Among the records below, how many lines contain "photo"? State the number and nothing more.

Component data from apps and pages
------------------------------------
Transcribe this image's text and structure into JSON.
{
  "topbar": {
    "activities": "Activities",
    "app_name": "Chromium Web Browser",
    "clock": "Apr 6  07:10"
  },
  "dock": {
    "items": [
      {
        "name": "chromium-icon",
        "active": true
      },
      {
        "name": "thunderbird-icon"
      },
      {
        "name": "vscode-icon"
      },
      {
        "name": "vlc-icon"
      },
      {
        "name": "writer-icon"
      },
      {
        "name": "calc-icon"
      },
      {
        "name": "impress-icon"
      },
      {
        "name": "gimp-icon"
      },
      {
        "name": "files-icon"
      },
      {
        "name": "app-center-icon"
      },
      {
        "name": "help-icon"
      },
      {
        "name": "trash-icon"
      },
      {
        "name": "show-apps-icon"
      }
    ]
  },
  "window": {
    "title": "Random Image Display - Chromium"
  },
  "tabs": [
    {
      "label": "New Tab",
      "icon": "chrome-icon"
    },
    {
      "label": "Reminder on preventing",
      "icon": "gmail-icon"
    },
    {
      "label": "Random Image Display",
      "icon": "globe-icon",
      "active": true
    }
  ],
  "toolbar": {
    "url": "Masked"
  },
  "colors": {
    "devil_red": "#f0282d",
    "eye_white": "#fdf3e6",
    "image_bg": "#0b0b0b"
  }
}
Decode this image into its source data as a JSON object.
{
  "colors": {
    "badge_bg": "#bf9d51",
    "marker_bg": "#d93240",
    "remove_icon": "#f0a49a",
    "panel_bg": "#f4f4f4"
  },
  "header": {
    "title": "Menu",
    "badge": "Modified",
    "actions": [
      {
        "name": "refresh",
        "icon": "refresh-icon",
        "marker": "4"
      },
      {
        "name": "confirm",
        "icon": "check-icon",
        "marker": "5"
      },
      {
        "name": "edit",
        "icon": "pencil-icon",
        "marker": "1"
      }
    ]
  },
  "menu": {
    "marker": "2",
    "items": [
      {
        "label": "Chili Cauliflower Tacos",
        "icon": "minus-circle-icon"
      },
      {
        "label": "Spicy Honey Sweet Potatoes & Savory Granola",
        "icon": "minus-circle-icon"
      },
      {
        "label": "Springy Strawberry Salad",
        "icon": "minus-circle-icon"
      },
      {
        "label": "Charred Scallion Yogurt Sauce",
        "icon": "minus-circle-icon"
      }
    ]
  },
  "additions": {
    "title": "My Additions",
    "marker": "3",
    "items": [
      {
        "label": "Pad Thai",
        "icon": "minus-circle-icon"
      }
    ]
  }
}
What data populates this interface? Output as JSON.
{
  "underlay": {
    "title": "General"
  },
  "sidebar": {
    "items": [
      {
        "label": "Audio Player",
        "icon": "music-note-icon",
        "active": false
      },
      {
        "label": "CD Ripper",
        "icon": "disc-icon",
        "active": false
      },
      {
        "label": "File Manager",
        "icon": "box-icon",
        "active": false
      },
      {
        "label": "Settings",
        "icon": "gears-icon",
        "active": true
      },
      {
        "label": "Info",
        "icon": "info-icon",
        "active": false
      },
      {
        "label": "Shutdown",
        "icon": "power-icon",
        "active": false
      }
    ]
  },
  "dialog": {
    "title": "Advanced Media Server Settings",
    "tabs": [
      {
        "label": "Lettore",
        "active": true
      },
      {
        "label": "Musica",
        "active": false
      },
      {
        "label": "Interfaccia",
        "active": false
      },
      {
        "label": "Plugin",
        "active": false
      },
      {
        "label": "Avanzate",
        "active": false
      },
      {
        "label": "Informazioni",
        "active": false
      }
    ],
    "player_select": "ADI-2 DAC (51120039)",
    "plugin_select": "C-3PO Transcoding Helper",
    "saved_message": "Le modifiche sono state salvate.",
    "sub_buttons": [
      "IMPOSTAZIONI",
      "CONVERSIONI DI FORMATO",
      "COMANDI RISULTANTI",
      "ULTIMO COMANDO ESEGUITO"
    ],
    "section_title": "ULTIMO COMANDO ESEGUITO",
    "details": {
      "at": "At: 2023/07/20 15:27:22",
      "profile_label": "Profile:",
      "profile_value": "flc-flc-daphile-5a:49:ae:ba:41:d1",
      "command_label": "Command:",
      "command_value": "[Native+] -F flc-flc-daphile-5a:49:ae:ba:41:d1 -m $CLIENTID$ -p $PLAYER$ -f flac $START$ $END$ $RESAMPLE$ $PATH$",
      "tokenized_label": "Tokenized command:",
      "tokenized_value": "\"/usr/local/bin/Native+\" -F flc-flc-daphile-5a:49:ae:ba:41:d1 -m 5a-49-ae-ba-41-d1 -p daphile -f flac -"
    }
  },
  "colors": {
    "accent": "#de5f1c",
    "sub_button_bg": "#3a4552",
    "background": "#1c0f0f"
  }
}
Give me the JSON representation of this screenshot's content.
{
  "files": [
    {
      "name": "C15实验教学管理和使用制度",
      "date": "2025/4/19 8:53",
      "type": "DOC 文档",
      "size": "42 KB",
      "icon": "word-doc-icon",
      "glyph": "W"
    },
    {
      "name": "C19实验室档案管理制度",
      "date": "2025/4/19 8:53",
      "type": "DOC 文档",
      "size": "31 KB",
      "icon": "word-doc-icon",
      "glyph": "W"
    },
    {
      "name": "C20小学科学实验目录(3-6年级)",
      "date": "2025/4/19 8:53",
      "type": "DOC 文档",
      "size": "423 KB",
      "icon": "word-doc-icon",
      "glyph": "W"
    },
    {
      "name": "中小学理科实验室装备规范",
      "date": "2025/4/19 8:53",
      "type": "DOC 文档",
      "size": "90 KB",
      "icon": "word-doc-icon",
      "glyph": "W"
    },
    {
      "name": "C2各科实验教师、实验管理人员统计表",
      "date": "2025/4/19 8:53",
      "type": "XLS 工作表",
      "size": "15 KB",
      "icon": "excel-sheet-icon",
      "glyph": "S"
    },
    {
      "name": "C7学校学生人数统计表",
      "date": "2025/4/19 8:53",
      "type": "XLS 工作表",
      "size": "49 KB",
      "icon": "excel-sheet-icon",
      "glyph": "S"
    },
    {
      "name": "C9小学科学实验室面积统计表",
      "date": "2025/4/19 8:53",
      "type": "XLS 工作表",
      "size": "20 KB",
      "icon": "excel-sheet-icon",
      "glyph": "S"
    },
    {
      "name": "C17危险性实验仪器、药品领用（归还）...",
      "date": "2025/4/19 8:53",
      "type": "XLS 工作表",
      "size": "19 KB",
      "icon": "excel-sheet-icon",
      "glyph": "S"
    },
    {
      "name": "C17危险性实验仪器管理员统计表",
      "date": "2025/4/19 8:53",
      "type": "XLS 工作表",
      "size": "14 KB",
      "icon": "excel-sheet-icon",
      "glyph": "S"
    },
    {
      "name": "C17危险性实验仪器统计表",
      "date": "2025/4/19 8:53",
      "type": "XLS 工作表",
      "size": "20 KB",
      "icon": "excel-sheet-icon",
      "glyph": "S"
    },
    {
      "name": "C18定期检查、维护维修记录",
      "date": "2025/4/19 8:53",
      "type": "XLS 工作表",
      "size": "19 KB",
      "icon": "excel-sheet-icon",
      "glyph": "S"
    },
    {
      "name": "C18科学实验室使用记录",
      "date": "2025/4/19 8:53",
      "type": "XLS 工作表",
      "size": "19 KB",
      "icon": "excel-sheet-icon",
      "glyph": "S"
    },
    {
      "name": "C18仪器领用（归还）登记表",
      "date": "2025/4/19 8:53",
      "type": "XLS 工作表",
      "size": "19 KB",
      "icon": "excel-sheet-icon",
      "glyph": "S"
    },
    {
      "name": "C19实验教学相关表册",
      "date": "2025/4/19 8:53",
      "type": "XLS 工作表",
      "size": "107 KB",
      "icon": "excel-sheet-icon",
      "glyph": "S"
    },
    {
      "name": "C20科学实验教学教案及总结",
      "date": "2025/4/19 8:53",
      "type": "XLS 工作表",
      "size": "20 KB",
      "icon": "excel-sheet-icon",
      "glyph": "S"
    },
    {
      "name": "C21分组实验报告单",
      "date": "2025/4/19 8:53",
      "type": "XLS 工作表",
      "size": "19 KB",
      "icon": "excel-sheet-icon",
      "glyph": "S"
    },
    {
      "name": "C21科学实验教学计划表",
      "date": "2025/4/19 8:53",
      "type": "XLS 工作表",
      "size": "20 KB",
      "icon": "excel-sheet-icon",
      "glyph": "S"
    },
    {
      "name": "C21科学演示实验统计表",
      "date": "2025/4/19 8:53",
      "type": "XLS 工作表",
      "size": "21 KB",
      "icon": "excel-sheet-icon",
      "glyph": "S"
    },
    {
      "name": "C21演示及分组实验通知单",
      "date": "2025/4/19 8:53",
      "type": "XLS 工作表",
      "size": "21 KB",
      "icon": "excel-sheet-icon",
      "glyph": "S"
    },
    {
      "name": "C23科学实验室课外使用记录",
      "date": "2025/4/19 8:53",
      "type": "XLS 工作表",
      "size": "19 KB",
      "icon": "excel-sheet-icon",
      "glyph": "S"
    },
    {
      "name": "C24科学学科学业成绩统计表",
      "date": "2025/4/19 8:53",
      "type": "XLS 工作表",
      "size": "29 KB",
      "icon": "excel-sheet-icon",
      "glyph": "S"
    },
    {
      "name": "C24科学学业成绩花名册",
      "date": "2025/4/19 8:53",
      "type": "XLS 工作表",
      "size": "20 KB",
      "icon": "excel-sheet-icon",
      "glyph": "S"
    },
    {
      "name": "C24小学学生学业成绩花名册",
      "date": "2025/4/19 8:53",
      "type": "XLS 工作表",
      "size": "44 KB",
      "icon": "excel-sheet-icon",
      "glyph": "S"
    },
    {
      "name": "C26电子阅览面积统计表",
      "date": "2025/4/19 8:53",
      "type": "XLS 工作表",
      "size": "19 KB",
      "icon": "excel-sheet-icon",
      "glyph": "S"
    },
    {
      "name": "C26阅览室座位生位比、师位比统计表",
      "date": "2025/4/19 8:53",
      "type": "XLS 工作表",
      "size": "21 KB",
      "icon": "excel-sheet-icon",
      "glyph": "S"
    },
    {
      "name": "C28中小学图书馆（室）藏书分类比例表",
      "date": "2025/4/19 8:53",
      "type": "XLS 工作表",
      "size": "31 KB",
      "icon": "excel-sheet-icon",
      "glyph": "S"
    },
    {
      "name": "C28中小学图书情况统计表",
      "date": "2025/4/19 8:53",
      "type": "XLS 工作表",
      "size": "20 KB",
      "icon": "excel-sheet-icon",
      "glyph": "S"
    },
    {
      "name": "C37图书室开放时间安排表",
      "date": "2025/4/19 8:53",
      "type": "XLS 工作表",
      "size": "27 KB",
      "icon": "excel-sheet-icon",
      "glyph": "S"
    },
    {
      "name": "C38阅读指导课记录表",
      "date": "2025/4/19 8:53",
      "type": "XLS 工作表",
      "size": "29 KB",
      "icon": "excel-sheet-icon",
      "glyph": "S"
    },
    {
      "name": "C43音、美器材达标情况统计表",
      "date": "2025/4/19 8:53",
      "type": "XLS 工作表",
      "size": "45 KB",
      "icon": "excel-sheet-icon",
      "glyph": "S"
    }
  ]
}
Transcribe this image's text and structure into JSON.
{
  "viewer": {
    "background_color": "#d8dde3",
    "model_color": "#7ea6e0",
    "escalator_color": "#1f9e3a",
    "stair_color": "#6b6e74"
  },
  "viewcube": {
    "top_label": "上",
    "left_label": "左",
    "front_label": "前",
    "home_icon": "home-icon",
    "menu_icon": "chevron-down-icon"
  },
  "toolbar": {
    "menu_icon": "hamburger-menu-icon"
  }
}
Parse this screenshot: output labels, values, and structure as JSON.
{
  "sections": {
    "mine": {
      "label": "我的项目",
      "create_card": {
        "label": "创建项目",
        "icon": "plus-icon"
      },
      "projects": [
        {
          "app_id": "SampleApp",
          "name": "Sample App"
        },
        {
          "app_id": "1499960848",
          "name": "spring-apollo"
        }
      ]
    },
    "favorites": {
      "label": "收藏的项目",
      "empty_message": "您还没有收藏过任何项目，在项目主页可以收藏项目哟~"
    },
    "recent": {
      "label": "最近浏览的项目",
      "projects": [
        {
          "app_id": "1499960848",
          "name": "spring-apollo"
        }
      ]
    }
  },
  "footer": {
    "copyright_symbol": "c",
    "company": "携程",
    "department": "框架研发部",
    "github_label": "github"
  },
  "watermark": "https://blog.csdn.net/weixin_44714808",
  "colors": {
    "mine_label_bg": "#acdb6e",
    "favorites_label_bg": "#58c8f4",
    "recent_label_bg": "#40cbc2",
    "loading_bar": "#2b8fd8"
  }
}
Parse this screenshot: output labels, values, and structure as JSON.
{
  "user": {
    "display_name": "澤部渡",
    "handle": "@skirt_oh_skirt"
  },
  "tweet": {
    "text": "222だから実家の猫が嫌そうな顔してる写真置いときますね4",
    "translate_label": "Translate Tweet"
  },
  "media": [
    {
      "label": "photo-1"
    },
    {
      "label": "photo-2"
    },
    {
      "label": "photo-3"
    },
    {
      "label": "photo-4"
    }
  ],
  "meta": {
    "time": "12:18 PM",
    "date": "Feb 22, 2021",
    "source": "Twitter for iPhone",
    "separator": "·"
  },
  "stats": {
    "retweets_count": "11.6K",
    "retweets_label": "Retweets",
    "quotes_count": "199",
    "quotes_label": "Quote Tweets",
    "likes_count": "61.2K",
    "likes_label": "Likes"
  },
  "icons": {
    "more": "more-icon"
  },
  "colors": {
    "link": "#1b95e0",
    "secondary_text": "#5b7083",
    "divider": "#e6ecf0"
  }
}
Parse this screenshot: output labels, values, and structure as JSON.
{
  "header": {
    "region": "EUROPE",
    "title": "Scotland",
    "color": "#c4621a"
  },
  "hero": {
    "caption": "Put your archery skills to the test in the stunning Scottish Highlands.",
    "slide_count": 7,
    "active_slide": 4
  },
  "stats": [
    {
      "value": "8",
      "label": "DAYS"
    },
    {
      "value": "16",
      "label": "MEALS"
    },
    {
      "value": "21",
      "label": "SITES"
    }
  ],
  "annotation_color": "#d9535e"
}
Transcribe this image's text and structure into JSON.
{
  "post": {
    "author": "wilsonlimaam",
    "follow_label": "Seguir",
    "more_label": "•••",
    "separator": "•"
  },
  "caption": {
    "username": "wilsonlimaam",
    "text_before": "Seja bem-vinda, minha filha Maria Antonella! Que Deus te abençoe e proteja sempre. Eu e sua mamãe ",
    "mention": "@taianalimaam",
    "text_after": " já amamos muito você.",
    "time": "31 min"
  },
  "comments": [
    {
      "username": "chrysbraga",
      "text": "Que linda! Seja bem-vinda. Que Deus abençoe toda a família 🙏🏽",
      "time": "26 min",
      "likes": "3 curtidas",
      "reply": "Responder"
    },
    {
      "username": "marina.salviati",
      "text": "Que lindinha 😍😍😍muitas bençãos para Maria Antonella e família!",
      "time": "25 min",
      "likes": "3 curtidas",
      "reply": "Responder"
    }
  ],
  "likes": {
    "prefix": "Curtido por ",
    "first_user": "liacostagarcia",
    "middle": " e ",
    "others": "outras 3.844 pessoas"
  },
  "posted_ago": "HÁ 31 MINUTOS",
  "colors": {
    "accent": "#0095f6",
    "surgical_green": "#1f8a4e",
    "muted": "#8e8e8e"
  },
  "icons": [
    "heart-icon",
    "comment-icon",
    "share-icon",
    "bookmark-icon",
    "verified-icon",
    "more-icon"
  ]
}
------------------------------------
» Solution to the exercise
4